WHAT THE EXERCISE ASKS: Look through the entries for the string "value" and copy every line where it shows up.

Stored data entries:
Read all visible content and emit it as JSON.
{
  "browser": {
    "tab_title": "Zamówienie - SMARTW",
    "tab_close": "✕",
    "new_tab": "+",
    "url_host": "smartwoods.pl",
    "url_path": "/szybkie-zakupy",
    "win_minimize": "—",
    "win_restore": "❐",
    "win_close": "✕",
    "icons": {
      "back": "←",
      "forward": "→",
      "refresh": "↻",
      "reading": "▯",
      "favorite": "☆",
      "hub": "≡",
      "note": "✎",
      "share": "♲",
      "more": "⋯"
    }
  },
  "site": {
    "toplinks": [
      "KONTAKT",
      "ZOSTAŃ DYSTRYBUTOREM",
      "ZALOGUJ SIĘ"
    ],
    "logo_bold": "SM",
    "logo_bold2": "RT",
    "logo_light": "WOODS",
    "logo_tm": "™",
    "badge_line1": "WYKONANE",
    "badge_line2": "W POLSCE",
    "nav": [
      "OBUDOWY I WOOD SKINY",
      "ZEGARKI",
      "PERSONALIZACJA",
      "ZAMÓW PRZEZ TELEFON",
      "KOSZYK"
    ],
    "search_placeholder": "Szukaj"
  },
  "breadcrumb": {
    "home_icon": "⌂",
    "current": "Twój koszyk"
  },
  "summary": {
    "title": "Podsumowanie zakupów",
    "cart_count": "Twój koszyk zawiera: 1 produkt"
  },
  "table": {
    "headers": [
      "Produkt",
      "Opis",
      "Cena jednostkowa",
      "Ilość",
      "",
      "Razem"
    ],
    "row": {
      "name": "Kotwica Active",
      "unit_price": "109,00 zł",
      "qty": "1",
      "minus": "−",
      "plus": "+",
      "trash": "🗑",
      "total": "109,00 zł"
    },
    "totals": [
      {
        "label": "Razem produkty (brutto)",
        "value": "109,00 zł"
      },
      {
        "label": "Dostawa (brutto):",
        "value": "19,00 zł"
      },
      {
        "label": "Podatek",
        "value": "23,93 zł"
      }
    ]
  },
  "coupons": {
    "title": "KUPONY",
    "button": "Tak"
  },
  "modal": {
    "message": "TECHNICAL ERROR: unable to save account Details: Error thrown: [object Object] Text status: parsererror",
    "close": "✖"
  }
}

YOUR SOLUTION:
        "value": "109,00 zł"
        "value": "19,00 zł"
        "value": "23,93 zł"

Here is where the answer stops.